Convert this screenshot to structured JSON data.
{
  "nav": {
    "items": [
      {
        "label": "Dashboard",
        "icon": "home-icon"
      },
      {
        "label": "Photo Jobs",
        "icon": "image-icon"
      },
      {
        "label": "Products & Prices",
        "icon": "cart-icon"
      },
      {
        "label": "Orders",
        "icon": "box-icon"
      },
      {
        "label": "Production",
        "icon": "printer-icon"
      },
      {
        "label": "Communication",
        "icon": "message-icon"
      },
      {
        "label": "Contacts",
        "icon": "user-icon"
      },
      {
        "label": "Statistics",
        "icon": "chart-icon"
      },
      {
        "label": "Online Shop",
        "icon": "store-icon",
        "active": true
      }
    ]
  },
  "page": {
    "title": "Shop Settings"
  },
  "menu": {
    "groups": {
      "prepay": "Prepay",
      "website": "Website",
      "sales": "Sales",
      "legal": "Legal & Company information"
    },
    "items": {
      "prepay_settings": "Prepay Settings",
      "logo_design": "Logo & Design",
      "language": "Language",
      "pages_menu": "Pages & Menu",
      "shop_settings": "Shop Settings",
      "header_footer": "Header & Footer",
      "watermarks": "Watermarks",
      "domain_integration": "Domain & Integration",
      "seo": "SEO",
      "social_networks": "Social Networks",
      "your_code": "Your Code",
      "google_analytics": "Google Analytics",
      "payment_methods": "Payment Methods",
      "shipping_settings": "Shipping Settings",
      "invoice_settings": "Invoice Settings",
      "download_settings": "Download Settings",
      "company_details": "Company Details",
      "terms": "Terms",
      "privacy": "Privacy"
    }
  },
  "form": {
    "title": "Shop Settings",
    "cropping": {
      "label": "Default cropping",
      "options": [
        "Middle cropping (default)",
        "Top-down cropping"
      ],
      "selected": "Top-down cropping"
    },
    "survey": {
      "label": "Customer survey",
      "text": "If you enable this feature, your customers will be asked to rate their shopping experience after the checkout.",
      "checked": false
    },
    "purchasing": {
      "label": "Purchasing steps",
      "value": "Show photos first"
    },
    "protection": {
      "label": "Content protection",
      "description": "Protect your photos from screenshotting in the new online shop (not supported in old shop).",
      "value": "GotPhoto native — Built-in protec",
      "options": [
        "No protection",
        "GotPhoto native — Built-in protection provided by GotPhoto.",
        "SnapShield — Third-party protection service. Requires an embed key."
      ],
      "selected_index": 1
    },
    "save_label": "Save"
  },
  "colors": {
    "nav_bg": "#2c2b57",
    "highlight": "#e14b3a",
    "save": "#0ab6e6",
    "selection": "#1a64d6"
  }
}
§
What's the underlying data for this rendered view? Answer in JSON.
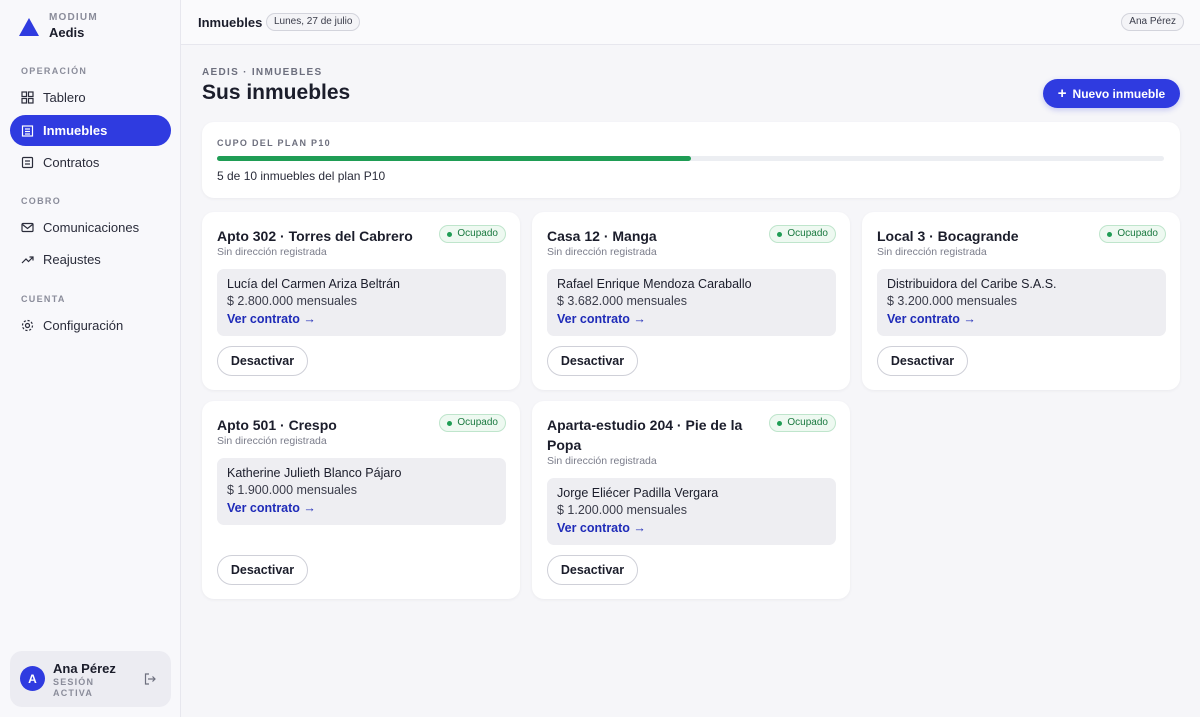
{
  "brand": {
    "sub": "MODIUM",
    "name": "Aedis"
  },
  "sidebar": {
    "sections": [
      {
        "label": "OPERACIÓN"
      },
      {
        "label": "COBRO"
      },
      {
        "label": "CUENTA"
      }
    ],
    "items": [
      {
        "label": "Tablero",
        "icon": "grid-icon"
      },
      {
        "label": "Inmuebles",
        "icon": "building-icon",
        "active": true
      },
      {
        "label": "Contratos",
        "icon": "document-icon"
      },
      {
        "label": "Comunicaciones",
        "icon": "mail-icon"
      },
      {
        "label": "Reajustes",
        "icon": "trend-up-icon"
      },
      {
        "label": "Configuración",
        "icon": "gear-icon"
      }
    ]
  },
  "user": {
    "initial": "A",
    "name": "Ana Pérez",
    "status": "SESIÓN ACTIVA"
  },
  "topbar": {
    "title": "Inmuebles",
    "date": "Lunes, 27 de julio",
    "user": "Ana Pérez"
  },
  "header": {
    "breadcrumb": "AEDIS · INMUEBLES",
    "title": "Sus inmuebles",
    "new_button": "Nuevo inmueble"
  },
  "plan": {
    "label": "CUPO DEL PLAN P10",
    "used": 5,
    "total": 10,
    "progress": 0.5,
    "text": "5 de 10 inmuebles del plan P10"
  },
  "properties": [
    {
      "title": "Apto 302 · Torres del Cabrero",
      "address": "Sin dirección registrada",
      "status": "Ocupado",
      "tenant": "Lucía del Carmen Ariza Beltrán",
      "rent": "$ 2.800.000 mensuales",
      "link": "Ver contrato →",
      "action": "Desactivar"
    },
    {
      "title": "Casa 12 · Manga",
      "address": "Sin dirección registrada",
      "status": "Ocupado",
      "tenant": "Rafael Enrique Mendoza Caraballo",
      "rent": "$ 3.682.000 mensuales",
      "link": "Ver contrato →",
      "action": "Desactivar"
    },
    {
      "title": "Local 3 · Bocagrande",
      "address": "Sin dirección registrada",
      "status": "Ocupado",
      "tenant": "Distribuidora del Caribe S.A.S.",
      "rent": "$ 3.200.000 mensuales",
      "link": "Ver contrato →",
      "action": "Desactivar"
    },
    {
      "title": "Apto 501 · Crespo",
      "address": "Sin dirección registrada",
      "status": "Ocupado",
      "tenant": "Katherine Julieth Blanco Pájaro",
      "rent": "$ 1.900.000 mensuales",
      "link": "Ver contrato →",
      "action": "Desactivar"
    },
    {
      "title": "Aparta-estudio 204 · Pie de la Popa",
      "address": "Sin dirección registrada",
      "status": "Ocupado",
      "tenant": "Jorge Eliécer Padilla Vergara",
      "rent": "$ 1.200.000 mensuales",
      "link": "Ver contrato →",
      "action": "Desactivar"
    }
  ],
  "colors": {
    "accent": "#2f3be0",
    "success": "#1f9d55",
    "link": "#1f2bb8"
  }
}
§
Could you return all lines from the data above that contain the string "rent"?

#### [RESPONSE]
      "rent": "$ 2.800.000 mensuales",
      "rent": "$ 3.682.000 mensuales",
      "rent": "$ 3.200.000 mensuales",
      "rent": "$ 1.900.000 mensuales",
      "rent": "$ 1.200.000 mensuales",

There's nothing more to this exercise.